And he immediately, uh, stands up and says whoever worshipped Muhammad, uh, then know that Muhammad is dead.

But whoever worshipped God, know that God lives on and never dies.

And so, suddenly these people are brought to their senses that indeed that Muhammad is, is a man.

And men are mortal.

And, and this is his legacy.

He, he did everything within his power to prevent himself from being worshipped.

Because he recognized that that was a danger inherent in religious tradition.

That the object of worship becomes the messenger, and not uh, the one sending the message.

Prophet Muhammad was a man, he was flesh and blood who brought one of the most eloquent revelations to mankind.

He's set an example to mankind through his behavior, through his actions, a living example.

This is a legacy that he has left for Muslims.

Muhammad's legacy is obviously the seed that he planted.

It is his righteousness, his honesty, his integrity his model as uh as a political leader, his model as an individual a man who has uh made great accomplishments in his time and yet who didn't let the successes uh overpower him didn't let his ego get the best of him.

He remains, I think, more than anything else a great role model.

Muhammad is the kind of person who combines political and military and social and religious and intellectual dimensions of life in ways that are important for those of us in the 21st century who are struggling to put together complete lives ourselves.

If I were to have met Prophet Muhammad on the street, I feel like I would know him.

And as though he would know all of us.

The beauty of it is, we live our lives through his examples, but he's not God.

Our reverence is to God.

And our reference is to him.

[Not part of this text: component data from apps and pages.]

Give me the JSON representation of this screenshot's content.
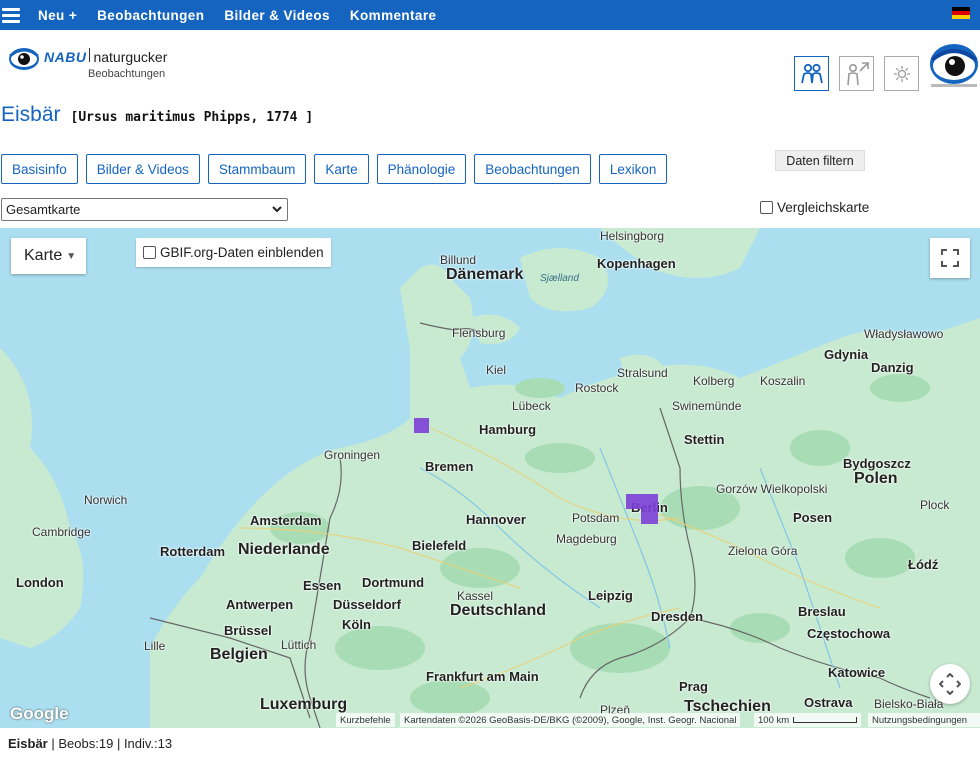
{
  "nav": {
    "items": [
      {
        "label": "Neu +"
      },
      {
        "label": "Beobachtungen"
      },
      {
        "label": "Bilder & Videos"
      },
      {
        "label": "Kommentare"
      }
    ],
    "flag_colors": [
      "#000000",
      "#dd0000",
      "#ffce00"
    ]
  },
  "header": {
    "logo_brand": "NABU",
    "logo_name": "naturgucker",
    "logo_sub": "Beobachtungen",
    "icons": [
      "people-icon",
      "male-arrow-icon",
      "sun-icon"
    ]
  },
  "species": {
    "common_name": "Eisbär",
    "scientific_name": "[Ursus maritimus Phipps, 1774 ]"
  },
  "tabs": [
    {
      "label": "Basisinfo"
    },
    {
      "label": "Bilder & Videos"
    },
    {
      "label": "Stammbaum"
    },
    {
      "label": "Karte"
    },
    {
      "label": "Phänologie"
    },
    {
      "label": "Beobachtungen"
    },
    {
      "label": "Lexikon"
    }
  ],
  "filter_label": "Daten filtern",
  "map_select": {
    "value": "Gesamtkarte"
  },
  "compare_label": "Vergleichskarte",
  "map": {
    "type_label": "Karte",
    "gbif_label": "GBIF.org-Daten einblenden",
    "logo": "Google",
    "shortcuts": "Kurzbefehle",
    "data_credit": "Kartendaten ©2026 GeoBasis-DE/BKG (©2009), Google, Inst. Geogr. Nacional",
    "scale": "100 km",
    "terms": "Nutzungsbedingungen",
    "colors": {
      "water": "#abdff0",
      "land": "#c8ead1",
      "forest": "#a8dcb4",
      "observation": "#7b3fd6"
    },
    "labels": [
      {
        "text": "Helsingborg",
        "kind": "city"
      },
      {
        "text": "Billund",
        "kind": "city"
      },
      {
        "text": "Dänemark",
        "kind": "country"
      },
      {
        "text": "Sjælland",
        "kind": "water"
      },
      {
        "text": "Kopenhagen",
        "kind": "big"
      },
      {
        "text": "Flensburg",
        "kind": "city"
      },
      {
        "text": "Władysławowo",
        "kind": "city"
      },
      {
        "text": "Gdynia",
        "kind": "big"
      },
      {
        "text": "Danzig",
        "kind": "big"
      },
      {
        "text": "Kiel",
        "kind": "city"
      },
      {
        "text": "Stralsund",
        "kind": "city"
      },
      {
        "text": "Rostock",
        "kind": "city"
      },
      {
        "text": "Kolberg",
        "kind": "city"
      },
      {
        "text": "Koszalin",
        "kind": "city"
      },
      {
        "text": "Lübeck",
        "kind": "city"
      },
      {
        "text": "Swinemünde",
        "kind": "city"
      },
      {
        "text": "Hamburg",
        "kind": "big"
      },
      {
        "text": "Stettin",
        "kind": "big"
      },
      {
        "text": "Groningen",
        "kind": "city"
      },
      {
        "text": "Bremen",
        "kind": "big"
      },
      {
        "text": "Bydgoszcz",
        "kind": "big"
      },
      {
        "text": "Gorzów Wielkopolski",
        "kind": "city"
      },
      {
        "text": "Polen",
        "kind": "country"
      },
      {
        "text": "Norwich",
        "kind": "city"
      },
      {
        "text": "Berlin",
        "kind": "big"
      },
      {
        "text": "Plock",
        "kind": "city"
      },
      {
        "text": "Amsterdam",
        "kind": "big"
      },
      {
        "text": "Hannover",
        "kind": "big"
      },
      {
        "text": "Potsdam",
        "kind": "city"
      },
      {
        "text": "Posen",
        "kind": "big"
      },
      {
        "text": "Cambridge",
        "kind": "city"
      },
      {
        "text": "Rotterdam",
        "kind": "big"
      },
      {
        "text": "Niederlande",
        "kind": "country"
      },
      {
        "text": "Bielefeld",
        "kind": "big"
      },
      {
        "text": "Magdeburg",
        "kind": "city"
      },
      {
        "text": "Zielona Góra",
        "kind": "city"
      },
      {
        "text": "London",
        "kind": "big"
      },
      {
        "text": "Essen",
        "kind": "big"
      },
      {
        "text": "Dortmund",
        "kind": "big"
      },
      {
        "text": "Łódź",
        "kind": "big"
      },
      {
        "text": "Kassel",
        "kind": "city"
      },
      {
        "text": "Leipzig",
        "kind": "big"
      },
      {
        "text": "Antwerpen",
        "kind": "big"
      },
      {
        "text": "Düsseldorf",
        "kind": "big"
      },
      {
        "text": "Deutschland",
        "kind": "country"
      },
      {
        "text": "Breslau",
        "kind": "big"
      },
      {
        "text": "Dresden",
        "kind": "big"
      },
      {
        "text": "Köln",
        "kind": "big"
      },
      {
        "text": "Brüssel",
        "kind": "big"
      },
      {
        "text": "Częstochowa",
        "kind": "big"
      },
      {
        "text": "Lille",
        "kind": "city"
      },
      {
        "text": "Lüttich",
        "kind": "city"
      },
      {
        "text": "Belgien",
        "kind": "country"
      },
      {
        "text": "Frankfurt am Main",
        "kind": "big"
      },
      {
        "text": "Katowice",
        "kind": "big"
      },
      {
        "text": "Prag",
        "kind": "big"
      },
      {
        "text": "Luxemburg",
        "kind": "country"
      },
      {
        "text": "Plzeň",
        "kind": "city"
      },
      {
        "text": "Tschechien",
        "kind": "country"
      },
      {
        "text": "Ostrava",
        "kind": "big"
      },
      {
        "text": "Bielsko-Biała",
        "kind": "city"
      }
    ]
  },
  "footer": {
    "species": "Eisbär",
    "beobs": "Beobs:19",
    "indiv": "Indiv.:13"
  }
}
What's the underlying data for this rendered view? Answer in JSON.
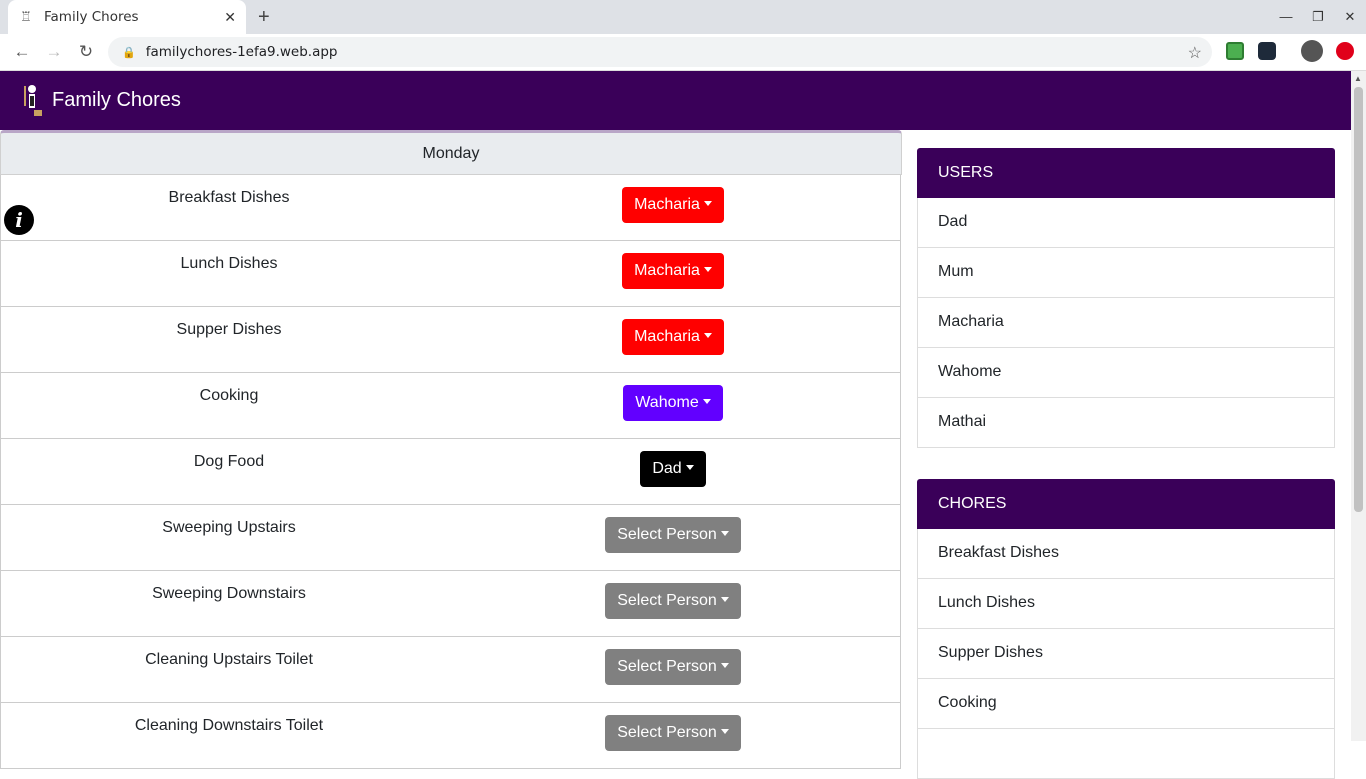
{
  "browser": {
    "tab_title": "Family Chores",
    "url": "familychores-1efa9.web.app"
  },
  "app": {
    "title": "Family Chores"
  },
  "schedule": {
    "day": "Monday",
    "chores": [
      {
        "name": "Breakfast Dishes",
        "person": "Macharia",
        "color": "#ff0000"
      },
      {
        "name": "Lunch Dishes",
        "person": "Macharia",
        "color": "#ff0000"
      },
      {
        "name": "Supper Dishes",
        "person": "Macharia",
        "color": "#ff0000"
      },
      {
        "name": "Cooking",
        "person": "Wahome",
        "color": "#6200ff"
      },
      {
        "name": "Dog Food",
        "person": "Dad",
        "color": "#000000"
      },
      {
        "name": "Sweeping Upstairs",
        "person": "Select Person",
        "color": "#808080"
      },
      {
        "name": "Sweeping Downstairs",
        "person": "Select Person",
        "color": "#808080"
      },
      {
        "name": "Cleaning Upstairs Toilet",
        "person": "Select Person",
        "color": "#808080"
      },
      {
        "name": "Cleaning Downstairs Toilet",
        "person": "Select Person",
        "color": "#808080"
      }
    ]
  },
  "users_card": {
    "header": "USERS",
    "items": [
      "Dad",
      "Mum",
      "Macharia",
      "Wahome",
      "Mathai"
    ]
  },
  "chores_card": {
    "header": "CHORES",
    "items": [
      "Breakfast Dishes",
      "Lunch Dishes",
      "Supper Dishes",
      "Cooking",
      ""
    ]
  }
}
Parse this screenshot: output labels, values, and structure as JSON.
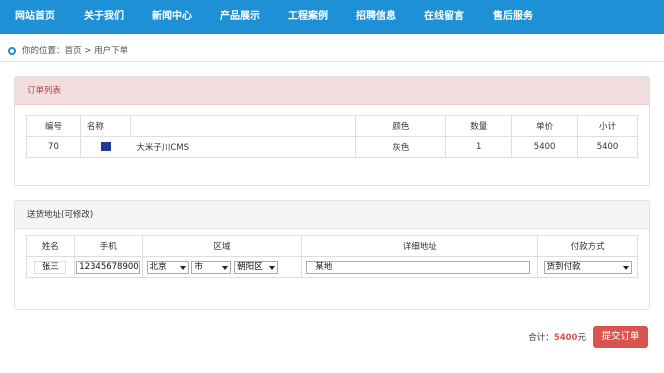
{
  "nav": [
    "网站首页",
    "关于我们",
    "新闻中心",
    "产品展示",
    "工程案例",
    "招聘信息",
    "在线留言",
    "售后服务"
  ],
  "breadcrumb": {
    "prefix": "你的位置：",
    "home": "首页",
    "sep": ">",
    "current": "用户下单"
  },
  "order": {
    "title": "订单列表",
    "headers": [
      "编号",
      "名称",
      "",
      "颜色",
      "数量",
      "单价",
      "小计"
    ],
    "row": {
      "id": "70",
      "name": "大米子川CMS",
      "color": "灰色",
      "qty": "1",
      "price": "5400",
      "subtotal": "5400"
    }
  },
  "address": {
    "title": "送货地址(可修改)",
    "headers": [
      "姓名",
      "手机",
      "区域",
      "详细地址",
      "付款方式"
    ],
    "name": "张三",
    "phone": "12345678900",
    "province": "北京",
    "city": "市",
    "district": "朝阳区",
    "detail": "某地",
    "payment": "货到付款"
  },
  "total": {
    "label": "合计：",
    "value": "5400",
    "unit": "元"
  },
  "submit_label": "提交订单",
  "colors": {
    "nav_bg": "#1e90d6",
    "danger": "#d9534f",
    "order_head_bg": "#f2dede"
  }
}
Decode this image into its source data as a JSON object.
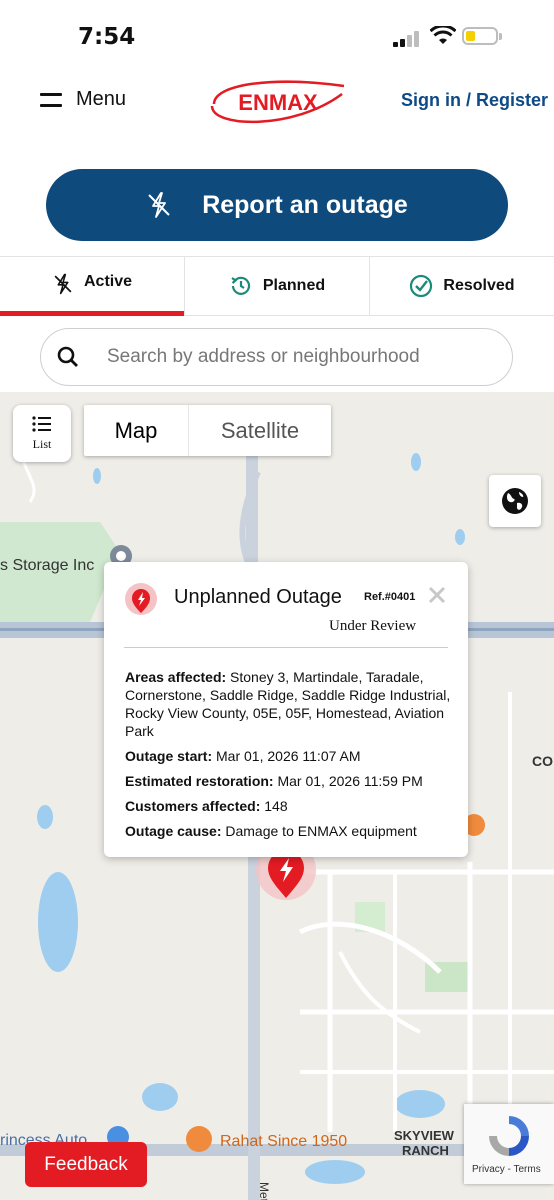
{
  "status_bar": {
    "time": "7:54"
  },
  "header": {
    "menu_label": "Menu",
    "logo_text": "ENMAX",
    "signin_label": "Sign in / Register"
  },
  "report_button": {
    "label": "Report an outage",
    "icon": "lightning-slash-icon"
  },
  "tabs": [
    {
      "label": "Active",
      "icon": "lightning-slash-icon",
      "selected": true
    },
    {
      "label": "Planned",
      "icon": "clock-history-icon",
      "selected": false
    },
    {
      "label": "Resolved",
      "icon": "check-circle-icon",
      "selected": false
    }
  ],
  "search": {
    "placeholder": "Search by address or neighbourhood"
  },
  "map": {
    "list_label": "List",
    "map_type": [
      "Map",
      "Satellite"
    ],
    "labels": {
      "storage": "s Storage Inc",
      "princess": "rincess Auto",
      "rahat": "Rahat Since 1950",
      "skyview1": "SKYVIEW",
      "skyview2": "RANCH",
      "metis": "Metis",
      "co": "CO"
    }
  },
  "popup": {
    "title": "Unplanned Outage",
    "ref": "Ref.#0401",
    "status": "Under Review",
    "areas_label": "Areas affected:",
    "areas_value": "Stoney 3, Martindale, Taradale, Cornerstone, Saddle Ridge, Saddle Ridge Industrial, Rocky View County, 05E, 05F, Homestead, Aviation Park",
    "start_label": "Outage start:",
    "start_value": "Mar 01, 2026 11:07 AM",
    "restoration_label": "Estimated restoration:",
    "restoration_value": "Mar 01, 2026 11:59 PM",
    "customers_label": "Customers affected:",
    "customers_value": "148",
    "cause_label": "Outage cause:",
    "cause_value": "Damage to ENMAX equipment"
  },
  "feedback_label": "Feedback",
  "recaptcha": {
    "links": "Privacy - Terms"
  },
  "colors": {
    "brand_blue": "#0f4a7c",
    "accent_red": "#e31b23",
    "link_blue": "#0e4a86"
  }
}
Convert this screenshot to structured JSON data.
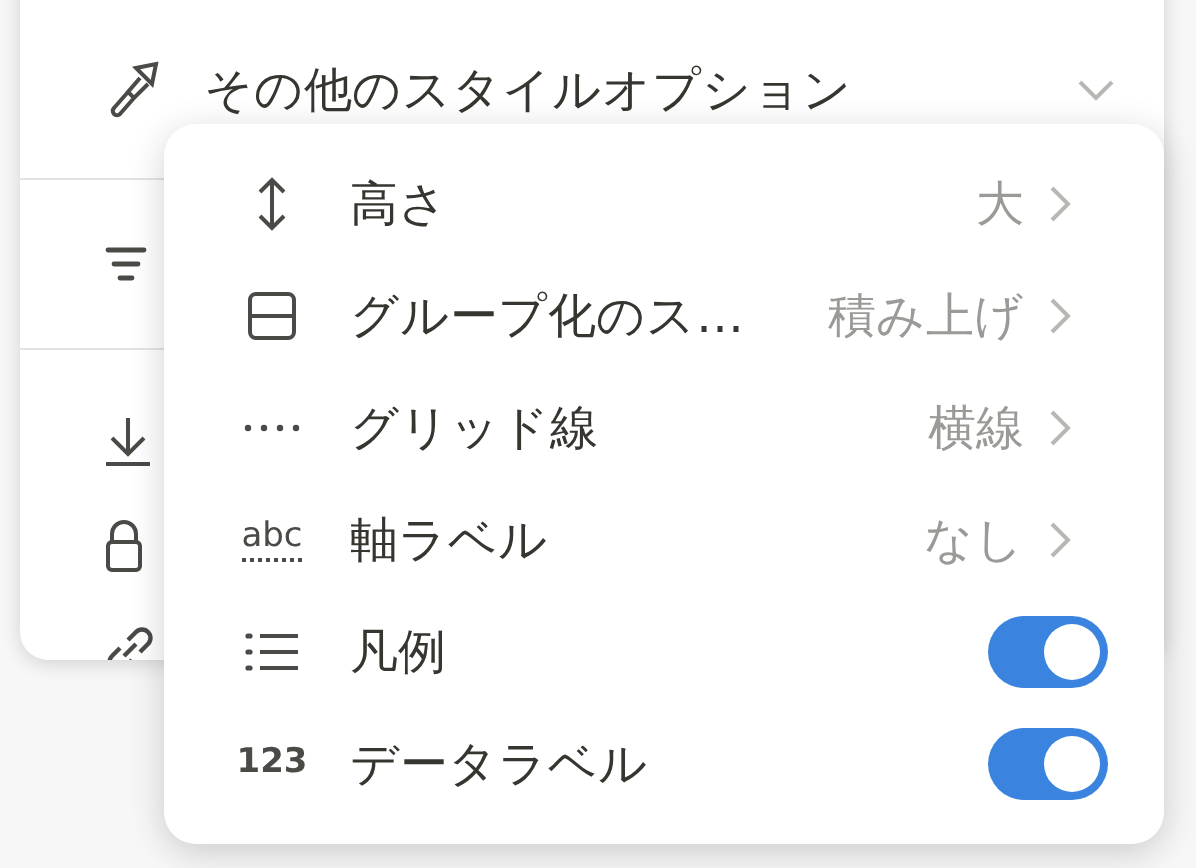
{
  "panel": {
    "title": "その他のスタイルオプション"
  },
  "menu": [
    {
      "kind": "submenu",
      "label": "高さ",
      "value": "大"
    },
    {
      "kind": "submenu",
      "label": "グループ化のス…",
      "value": "積み上げ"
    },
    {
      "kind": "submenu",
      "label": "グリッド線",
      "value": "横線"
    },
    {
      "kind": "submenu",
      "label": "軸ラベル",
      "value": "なし",
      "icon_text": "abc"
    },
    {
      "kind": "toggle",
      "label": "凡例",
      "on": true
    },
    {
      "kind": "toggle",
      "label": "データラベル",
      "on": true,
      "icon_text": "123"
    }
  ]
}
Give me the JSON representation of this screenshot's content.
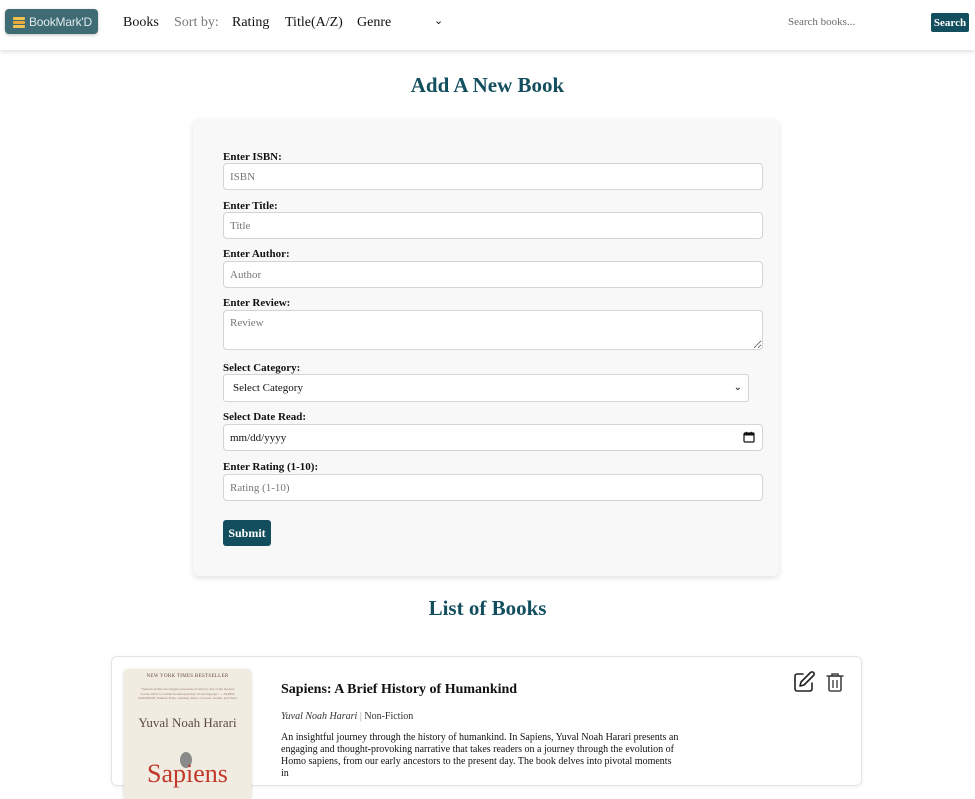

So how I walk, and how I speak, and how I carry myself and how I treat my husband, and how I treat my mother and my father and how I behave as a sister and a daughter and a nurse and a friend and a neighbor that's all prophet Muhammad in action.